The CDC notes that unengorged (unfed) Deer Ticks are typically flat. If the tick has a swollen or rounded body, and the color has changed from brick red to a gray or brown, is an indication that the tick has been feeding and may have been attached for more than 24 hours.

What should I do if I find a tick on me?

“Don’t panic. If it is not attached you have nothing to worry about.  If you are sure the Deer Tick has been attached for less than 24 hours, no further action is required (beyond removing the tick and cleaning the bite area) and this does not require a visit to a healthcare provider,” says Dr. Henegan.

“If you aren’t sure how long it has been attached or know that it could have been more than 24 hours, seek medical attention that day or the next. Medication to help prevent Lyme disease can be given up to 72 hours after removing the tick.”

“If you have removed the tick at home, place it in alcohol or a Ziploc baggie and bring it with you. We are experienced at identifying ticks and this can help determine your recommended course of treatment,” Dr. Henegan suggests.  “And remember you don’t need to make an appointment to visit our Walk-In Clinic in Keene. We’re here for you 365 days a year.”

How do I Safely Remove an Attached Tick?

Once a tick bites you, it will likely attach itself to you and won’t let go until it is full. Depending on the type of tick, this may take 3-10 days. The CDC recommendations are:

  • Do not try to remove an attached tick with your fingers. Squeezing its body rather than its head puts you at greater risk of contracting tick-borne illnesses.  
  • Remove the tick immediately by grasping the head with fine-nosed tweezers as close to the skin as possible.

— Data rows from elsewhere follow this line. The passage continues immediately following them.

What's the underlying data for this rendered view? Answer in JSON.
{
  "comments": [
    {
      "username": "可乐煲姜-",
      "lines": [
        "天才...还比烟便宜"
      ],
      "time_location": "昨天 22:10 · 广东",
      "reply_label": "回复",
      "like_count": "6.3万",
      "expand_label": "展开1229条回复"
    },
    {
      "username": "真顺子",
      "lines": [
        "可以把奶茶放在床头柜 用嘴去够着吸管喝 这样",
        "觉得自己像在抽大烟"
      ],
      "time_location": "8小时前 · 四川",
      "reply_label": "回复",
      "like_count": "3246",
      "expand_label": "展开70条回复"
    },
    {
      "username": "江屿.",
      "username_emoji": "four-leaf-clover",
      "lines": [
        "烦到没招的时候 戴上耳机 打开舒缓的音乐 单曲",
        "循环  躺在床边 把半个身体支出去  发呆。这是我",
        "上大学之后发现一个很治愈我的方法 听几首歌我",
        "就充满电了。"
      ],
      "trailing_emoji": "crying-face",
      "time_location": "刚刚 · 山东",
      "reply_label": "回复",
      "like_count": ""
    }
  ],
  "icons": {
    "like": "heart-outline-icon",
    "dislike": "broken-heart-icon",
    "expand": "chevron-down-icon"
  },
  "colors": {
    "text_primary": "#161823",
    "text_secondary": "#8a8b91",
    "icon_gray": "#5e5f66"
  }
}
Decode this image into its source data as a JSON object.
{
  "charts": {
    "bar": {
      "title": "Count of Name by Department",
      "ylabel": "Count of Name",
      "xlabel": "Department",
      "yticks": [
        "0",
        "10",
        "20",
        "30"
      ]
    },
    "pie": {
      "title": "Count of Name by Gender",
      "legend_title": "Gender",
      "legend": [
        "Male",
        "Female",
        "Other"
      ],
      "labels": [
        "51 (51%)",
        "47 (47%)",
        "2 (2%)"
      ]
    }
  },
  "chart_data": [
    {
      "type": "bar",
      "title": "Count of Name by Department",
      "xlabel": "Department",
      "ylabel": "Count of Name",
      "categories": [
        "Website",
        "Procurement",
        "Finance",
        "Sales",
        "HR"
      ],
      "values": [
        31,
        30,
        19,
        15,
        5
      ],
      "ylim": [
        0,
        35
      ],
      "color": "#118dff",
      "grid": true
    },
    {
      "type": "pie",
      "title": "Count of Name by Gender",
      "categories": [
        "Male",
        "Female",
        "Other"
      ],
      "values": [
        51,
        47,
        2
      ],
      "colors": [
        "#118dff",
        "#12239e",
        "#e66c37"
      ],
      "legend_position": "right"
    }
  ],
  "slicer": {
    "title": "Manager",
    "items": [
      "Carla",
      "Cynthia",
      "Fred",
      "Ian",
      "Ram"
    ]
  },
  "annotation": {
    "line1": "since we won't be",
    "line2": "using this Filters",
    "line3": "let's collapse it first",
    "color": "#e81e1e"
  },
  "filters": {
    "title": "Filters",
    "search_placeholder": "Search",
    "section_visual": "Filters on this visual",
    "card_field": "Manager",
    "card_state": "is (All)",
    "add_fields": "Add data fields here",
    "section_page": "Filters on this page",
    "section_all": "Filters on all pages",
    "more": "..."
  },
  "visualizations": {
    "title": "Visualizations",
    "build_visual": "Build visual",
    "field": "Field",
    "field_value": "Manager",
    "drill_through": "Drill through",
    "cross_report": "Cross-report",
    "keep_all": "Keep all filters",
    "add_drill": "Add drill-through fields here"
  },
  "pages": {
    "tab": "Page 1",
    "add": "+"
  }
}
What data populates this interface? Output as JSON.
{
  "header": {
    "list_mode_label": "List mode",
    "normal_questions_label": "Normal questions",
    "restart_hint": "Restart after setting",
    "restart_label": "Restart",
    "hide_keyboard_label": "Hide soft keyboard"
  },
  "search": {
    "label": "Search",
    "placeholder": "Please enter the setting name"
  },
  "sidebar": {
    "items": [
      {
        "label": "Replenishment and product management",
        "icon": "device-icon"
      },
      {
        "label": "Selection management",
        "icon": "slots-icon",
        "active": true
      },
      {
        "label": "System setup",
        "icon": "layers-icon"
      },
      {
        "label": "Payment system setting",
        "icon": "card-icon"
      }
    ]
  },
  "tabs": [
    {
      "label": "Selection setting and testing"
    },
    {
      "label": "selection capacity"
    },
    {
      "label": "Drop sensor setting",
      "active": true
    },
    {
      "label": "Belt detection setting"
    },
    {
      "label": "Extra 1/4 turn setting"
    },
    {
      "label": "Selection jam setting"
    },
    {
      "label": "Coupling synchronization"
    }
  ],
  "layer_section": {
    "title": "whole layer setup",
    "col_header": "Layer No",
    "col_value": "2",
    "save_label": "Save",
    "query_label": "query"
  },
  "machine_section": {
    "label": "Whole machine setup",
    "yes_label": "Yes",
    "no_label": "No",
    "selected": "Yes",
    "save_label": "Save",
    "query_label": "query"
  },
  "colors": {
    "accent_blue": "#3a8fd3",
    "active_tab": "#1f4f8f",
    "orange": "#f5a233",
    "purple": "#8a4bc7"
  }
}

Do not twist the tick. Instead, use a slow, steady, upward motion to pull the tick off. This minimizes the chances you will squeeze the body or leave the head behind.
  • Clean the bite area with alcohol or disinfecting soap and water, then treat with a topical antibiotic.

Possible Symptoms of Tick-Borne Illness

The most common symptoms of tick-related illnesses are:

  • Fever/chills
  • Aches and pains in muscles or joints
  • Fatigue
  • Rash (appearance can vary by disease), typically a circular non-itchy or painful rash at the site of the bite, but it can be elsewhere.

Other symptoms to look for:

  • Severe headache
  • Swollen lymph nodes
  • Swollen joints
  • Problems with memory or concentration
  • Gastrointestinal distress (nausea, vomiting, diarrhea)

How can I prevent tick bites in the first place?

The CDC and NH Health and Human Services recommend:

  • Keep your lawn mowed short, removing leaf litter and including a buffer of a few feet of wood chips around the edge. Most Deer Ticks in yards are found within 9 ft of the edge of woodland or brush.
  • Tuck in your shirt, tie your hair back and tuck your pants into your socks while in underbrush or woods. Although ticks can be more easily spotted on light clothing, a recent study showed they are more attracted to light clothing than dark.
  • Use your insect repellent of choice as directed on the instructions, and treat clothing (not skin) carefully with permethrin, an insecticide which is effective through a few washes.
  • Shower thoroughly within 2 hours of coming inside.
  • Put clothes that might harbor ticks in the dryer for 10 minutes (or more than 20 if wet).
  • Perform thorough tick checks daily, even when you haven’t been outside in 24 hours, as ticks can hide in clothing or hitch a ride on pets. They often crawl to areas like armpits, behind your ears, in your hair, or between your toes before biting, so perform checks carefully in front of a mirror after a shower.

You do not need an appointment to visit Cheshire’s Walk-In Clinic. Open 365 days a year at The Center at Colony Mill, 149 Emerald St., Keene, NH, The clinic’s hours are Monday through Friday, 8 am to 8 pm, Saturday and Sunday, 10 am to 4 pm, and 10 am to 2 pm on holidays.  Visit cheshiremedwalkin.org for more information.


FOR MORE INFORMATION

Centers for Disease Control Tick Resources

Ticks Attracted to Light vs. Dark Clothing

American Lyme Disease Foundation

International Lyme & Associated Diseases Society